A court in Ukraine has banned what had been set to be the country’s first gay pride rally, for fear that it will spark violence.
The district court of Kiev on Thursday made the ruling to ban the gay pride demonstration. The court upheld a lawsuit by city authorities, who had argued that the rally could cause disturbance to annual Kiev Day celebrations, and could set off violence in the city.
Organisers last year cancelled the event at the last minute, as anti-gay protesters gathered at the planned location for the rally, and had intended to attack participants. Subsequently, members of radical groups attacked two leading gay activists.
This news comes shortly after Amnesty International published a report urging the Ukrainian Government to introduce legislation to tackle discrimination based on gender identity and sexual orientation, following a number of attacks.
Last week, a bill to protect gay Ukrainian workers from discrimination based on their sexual orientation was dropped by the country’s parliament, as hundreds of anti-gay protesters gathered to demonstrate against it.
Ukraine is currently governed by the Party of Regions political party who is strongly pro-Russia. Russia is currently passing laws which restrict the freedoms of LGBT citizens, something that the Ukrainian Parliament also examined.

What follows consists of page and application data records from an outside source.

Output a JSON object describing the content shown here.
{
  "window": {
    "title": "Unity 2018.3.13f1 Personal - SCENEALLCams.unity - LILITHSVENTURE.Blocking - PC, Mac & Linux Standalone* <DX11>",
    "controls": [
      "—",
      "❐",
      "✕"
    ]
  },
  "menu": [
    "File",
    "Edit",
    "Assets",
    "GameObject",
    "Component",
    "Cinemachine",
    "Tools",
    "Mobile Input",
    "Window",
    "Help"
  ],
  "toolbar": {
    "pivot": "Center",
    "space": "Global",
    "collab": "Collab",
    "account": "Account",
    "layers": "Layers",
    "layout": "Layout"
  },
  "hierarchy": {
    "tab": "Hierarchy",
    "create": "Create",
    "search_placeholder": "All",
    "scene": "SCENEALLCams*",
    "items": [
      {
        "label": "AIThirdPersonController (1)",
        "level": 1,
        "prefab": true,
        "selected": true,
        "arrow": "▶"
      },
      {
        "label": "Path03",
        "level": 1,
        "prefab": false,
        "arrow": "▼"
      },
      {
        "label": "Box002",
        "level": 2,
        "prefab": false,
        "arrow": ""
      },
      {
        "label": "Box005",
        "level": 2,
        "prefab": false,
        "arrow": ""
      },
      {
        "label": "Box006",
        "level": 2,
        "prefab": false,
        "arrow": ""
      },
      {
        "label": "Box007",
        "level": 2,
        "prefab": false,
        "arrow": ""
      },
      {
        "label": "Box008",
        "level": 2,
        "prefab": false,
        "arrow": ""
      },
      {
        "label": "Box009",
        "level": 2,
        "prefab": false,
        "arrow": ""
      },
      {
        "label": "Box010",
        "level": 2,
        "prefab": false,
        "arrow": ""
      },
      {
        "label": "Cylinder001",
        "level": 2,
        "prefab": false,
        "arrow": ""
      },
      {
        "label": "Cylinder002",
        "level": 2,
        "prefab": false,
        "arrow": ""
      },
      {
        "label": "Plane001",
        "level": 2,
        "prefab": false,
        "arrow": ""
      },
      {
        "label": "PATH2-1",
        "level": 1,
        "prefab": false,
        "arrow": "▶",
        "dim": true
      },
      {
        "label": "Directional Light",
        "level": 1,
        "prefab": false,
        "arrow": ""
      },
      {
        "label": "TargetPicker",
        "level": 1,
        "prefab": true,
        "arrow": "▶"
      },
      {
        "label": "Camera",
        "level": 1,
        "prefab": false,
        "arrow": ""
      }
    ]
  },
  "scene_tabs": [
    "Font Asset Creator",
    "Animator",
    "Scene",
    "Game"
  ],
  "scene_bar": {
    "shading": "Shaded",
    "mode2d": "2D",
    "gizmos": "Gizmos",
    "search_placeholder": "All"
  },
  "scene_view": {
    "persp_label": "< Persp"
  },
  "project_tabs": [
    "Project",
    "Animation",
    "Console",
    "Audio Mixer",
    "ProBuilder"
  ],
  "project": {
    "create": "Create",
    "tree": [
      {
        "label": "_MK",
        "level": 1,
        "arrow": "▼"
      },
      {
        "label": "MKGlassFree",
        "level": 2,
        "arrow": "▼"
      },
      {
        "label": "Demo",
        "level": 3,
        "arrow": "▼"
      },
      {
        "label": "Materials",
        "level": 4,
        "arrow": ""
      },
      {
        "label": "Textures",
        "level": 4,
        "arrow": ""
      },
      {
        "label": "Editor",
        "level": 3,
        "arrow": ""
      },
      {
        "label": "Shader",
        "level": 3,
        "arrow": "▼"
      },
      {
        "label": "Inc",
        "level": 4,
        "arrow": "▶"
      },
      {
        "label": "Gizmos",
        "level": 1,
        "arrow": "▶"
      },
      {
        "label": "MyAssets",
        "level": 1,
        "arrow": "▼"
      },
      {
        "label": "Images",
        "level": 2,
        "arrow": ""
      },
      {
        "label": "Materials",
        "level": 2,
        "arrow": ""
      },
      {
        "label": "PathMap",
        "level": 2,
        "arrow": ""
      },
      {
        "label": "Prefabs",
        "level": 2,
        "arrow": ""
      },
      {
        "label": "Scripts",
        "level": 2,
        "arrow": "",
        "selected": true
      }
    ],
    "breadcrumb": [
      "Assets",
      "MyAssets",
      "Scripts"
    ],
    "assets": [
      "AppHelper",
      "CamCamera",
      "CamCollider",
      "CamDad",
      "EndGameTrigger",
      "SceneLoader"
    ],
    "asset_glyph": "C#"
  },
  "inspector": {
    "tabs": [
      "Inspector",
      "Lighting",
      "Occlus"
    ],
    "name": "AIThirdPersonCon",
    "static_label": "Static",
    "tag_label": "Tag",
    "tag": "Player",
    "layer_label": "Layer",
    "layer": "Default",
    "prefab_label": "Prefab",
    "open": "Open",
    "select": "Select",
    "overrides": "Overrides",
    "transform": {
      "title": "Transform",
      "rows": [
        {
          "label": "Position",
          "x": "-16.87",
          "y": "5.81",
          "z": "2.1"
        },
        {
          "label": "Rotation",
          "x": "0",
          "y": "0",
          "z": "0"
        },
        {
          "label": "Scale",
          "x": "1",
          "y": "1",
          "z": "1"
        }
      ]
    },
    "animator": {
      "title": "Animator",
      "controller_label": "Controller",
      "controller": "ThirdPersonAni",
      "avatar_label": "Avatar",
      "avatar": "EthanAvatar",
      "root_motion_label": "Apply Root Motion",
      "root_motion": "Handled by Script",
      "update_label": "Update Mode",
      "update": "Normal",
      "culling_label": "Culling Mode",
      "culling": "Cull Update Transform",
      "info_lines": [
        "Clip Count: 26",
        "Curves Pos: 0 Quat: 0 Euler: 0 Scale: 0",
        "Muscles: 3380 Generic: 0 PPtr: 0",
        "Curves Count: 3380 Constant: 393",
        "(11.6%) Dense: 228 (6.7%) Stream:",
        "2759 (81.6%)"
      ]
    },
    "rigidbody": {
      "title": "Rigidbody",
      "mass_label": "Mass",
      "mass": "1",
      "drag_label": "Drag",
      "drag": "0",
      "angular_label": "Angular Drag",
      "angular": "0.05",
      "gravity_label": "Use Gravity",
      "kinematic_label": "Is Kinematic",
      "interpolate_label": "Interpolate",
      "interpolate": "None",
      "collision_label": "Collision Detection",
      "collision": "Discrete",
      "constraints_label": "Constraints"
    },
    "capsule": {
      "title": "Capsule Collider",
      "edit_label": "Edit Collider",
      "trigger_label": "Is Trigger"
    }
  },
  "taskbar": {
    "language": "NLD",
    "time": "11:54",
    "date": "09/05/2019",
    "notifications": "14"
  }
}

In a 2007 poll 5.7% of Ukrainians said that “gay lifestyles” were acceptable and only 4.7% of Ukrainians stated that they thought same-sex marriage in the country was a priority.